What is expected — Lines in the records below that contain the word "user" must each be copied.

=== Material supplied ===

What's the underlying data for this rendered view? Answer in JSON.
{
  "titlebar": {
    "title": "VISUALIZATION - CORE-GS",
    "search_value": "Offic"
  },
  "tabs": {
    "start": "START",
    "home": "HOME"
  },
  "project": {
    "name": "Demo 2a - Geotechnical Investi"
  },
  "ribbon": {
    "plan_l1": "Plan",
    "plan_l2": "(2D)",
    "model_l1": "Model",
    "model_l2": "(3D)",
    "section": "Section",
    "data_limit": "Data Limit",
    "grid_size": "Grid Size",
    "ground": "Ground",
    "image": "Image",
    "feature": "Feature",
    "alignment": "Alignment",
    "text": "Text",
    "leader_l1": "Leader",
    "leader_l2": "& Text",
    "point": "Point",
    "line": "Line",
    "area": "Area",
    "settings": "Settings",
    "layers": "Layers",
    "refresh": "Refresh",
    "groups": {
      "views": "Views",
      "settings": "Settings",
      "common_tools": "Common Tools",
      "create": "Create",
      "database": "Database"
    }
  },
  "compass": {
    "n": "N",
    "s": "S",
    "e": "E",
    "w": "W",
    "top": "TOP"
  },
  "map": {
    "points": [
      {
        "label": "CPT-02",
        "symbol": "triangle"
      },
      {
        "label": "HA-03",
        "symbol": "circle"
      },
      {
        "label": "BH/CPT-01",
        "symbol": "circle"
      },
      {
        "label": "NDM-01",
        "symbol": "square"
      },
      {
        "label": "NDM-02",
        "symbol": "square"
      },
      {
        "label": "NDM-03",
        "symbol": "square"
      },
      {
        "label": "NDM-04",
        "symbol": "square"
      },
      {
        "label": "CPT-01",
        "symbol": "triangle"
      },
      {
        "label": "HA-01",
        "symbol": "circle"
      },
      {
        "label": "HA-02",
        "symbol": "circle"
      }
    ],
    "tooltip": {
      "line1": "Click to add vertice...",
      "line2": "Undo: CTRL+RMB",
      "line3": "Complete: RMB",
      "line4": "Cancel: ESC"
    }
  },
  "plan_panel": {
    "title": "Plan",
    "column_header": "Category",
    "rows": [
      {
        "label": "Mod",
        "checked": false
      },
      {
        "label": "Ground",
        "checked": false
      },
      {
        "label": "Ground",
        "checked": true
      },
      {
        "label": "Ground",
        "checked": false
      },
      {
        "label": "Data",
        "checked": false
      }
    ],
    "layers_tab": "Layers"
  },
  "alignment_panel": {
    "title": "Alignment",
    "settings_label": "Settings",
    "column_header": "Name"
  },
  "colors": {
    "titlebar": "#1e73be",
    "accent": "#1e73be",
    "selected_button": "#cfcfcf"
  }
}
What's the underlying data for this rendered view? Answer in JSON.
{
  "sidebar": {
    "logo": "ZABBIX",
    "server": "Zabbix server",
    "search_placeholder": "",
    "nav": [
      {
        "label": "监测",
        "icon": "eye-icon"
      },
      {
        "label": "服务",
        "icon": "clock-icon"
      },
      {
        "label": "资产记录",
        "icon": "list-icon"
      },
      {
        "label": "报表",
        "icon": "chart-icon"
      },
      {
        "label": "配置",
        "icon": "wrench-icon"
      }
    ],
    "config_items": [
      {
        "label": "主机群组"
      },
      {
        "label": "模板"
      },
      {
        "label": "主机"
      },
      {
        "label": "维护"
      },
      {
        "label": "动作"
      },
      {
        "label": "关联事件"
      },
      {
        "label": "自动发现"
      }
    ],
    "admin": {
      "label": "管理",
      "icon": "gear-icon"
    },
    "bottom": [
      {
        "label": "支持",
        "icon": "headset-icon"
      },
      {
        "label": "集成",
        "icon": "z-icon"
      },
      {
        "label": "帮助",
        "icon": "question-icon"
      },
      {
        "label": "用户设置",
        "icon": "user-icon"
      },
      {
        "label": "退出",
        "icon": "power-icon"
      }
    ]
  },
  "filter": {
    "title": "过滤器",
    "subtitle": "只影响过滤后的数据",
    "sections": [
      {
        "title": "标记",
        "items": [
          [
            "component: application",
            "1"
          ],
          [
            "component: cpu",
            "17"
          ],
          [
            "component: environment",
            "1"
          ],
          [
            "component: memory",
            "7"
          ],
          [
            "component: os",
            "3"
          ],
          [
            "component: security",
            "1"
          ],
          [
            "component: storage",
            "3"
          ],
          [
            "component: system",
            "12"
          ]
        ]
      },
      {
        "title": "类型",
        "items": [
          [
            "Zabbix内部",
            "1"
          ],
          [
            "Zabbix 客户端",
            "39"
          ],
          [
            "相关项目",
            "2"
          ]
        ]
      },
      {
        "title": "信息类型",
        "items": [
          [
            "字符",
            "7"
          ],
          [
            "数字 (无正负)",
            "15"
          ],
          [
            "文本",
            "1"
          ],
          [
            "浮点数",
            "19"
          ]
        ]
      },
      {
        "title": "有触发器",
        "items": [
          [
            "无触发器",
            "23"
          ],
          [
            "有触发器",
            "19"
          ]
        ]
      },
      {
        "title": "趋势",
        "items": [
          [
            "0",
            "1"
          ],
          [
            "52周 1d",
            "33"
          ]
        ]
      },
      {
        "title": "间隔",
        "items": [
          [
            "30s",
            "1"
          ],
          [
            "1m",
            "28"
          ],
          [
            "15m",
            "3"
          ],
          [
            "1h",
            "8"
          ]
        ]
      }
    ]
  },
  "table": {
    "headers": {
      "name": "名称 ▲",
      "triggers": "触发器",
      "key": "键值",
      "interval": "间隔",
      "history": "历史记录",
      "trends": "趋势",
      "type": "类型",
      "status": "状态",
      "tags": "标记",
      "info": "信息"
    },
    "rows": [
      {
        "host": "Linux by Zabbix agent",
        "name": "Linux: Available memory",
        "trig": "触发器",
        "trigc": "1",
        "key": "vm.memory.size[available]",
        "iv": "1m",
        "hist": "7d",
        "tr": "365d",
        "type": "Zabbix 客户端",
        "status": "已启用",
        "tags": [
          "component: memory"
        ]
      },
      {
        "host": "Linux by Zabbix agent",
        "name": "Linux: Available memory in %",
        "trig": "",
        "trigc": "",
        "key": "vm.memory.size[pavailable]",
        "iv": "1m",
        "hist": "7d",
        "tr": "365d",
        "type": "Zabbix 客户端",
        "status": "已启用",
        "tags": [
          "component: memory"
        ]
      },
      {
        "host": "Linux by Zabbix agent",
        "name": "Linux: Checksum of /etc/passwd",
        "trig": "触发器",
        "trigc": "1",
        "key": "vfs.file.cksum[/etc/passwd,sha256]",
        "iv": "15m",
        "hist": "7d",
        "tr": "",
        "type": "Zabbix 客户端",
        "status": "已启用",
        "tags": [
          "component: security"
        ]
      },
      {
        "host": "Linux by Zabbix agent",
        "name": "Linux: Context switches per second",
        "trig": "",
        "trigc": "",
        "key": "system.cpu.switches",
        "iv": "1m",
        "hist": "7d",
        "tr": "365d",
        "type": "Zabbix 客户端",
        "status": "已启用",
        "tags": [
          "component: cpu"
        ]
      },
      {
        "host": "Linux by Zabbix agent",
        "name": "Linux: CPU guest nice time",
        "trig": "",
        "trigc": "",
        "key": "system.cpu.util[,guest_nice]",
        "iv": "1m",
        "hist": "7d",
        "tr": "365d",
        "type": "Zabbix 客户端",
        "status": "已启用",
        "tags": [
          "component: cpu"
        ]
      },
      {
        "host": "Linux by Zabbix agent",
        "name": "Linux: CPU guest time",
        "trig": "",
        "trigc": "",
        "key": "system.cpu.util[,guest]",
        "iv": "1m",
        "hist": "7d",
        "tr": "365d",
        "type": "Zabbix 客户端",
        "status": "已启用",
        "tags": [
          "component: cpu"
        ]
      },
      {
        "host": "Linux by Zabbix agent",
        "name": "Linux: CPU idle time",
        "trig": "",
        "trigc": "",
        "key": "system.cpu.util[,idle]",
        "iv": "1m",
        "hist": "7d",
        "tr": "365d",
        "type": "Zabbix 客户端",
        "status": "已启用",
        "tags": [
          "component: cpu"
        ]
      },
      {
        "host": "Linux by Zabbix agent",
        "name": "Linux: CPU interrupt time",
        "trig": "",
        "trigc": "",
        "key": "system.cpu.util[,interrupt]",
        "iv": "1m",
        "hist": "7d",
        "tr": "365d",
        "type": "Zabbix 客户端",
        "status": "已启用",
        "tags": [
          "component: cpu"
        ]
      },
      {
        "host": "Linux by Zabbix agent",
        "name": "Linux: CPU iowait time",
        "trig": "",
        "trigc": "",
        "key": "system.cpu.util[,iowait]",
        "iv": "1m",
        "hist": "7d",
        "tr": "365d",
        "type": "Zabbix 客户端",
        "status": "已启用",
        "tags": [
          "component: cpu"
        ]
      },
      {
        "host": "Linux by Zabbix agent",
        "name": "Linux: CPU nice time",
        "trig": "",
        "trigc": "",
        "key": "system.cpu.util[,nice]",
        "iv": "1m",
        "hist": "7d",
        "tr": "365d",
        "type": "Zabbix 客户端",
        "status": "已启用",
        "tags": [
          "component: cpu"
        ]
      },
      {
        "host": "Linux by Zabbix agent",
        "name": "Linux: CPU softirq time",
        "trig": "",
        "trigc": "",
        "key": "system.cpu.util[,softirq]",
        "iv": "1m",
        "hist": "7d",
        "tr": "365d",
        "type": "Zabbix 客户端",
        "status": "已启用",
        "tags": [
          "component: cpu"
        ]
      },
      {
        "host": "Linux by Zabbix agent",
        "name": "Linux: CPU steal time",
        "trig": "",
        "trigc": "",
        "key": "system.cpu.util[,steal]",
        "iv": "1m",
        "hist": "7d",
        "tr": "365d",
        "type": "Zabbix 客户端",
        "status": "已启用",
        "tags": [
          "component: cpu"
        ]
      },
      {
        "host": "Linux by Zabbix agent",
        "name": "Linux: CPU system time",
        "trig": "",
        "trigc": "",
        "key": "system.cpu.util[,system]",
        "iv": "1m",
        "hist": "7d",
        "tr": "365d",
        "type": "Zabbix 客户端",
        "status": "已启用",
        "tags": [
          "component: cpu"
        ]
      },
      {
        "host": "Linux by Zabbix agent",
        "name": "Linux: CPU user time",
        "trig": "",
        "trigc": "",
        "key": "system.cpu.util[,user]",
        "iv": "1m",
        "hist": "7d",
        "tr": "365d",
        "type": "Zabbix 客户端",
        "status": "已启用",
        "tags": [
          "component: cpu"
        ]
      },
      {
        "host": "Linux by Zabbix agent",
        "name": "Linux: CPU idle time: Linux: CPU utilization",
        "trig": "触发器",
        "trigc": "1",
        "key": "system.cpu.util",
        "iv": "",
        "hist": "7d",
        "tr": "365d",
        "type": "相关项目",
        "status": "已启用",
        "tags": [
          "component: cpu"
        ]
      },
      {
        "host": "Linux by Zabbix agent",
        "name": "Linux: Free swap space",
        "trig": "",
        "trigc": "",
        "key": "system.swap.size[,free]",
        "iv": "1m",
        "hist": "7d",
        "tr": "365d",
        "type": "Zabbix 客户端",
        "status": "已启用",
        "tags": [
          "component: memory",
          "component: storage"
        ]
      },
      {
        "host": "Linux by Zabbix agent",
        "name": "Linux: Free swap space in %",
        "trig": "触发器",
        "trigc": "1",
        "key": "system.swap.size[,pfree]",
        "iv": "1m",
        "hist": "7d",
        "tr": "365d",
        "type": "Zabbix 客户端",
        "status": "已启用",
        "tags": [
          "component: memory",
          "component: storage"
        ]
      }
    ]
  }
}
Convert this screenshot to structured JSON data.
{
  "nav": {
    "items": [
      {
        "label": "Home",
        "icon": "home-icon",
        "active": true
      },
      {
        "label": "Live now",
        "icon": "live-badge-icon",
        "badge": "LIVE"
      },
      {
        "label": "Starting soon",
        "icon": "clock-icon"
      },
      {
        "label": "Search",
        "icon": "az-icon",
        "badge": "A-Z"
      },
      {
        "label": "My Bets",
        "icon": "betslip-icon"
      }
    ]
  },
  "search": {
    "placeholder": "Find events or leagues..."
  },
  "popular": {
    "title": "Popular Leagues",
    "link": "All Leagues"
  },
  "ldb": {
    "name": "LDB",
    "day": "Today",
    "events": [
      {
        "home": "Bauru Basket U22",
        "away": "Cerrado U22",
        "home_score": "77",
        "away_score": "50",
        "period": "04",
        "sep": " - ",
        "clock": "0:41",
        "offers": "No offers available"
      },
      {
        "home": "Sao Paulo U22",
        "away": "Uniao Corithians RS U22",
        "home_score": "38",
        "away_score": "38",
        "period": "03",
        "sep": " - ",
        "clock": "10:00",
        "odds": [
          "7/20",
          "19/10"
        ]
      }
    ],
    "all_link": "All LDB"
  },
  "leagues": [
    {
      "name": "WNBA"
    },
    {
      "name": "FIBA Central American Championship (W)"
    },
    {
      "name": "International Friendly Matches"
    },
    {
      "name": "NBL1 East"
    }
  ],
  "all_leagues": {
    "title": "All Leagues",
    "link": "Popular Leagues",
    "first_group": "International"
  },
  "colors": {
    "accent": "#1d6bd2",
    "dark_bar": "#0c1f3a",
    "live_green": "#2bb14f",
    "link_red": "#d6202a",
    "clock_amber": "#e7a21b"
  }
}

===

Task result —
        "icon": "user-icon"
        "name": "Linux: CPU user time",
        "key": "system.cpu.util[,user]",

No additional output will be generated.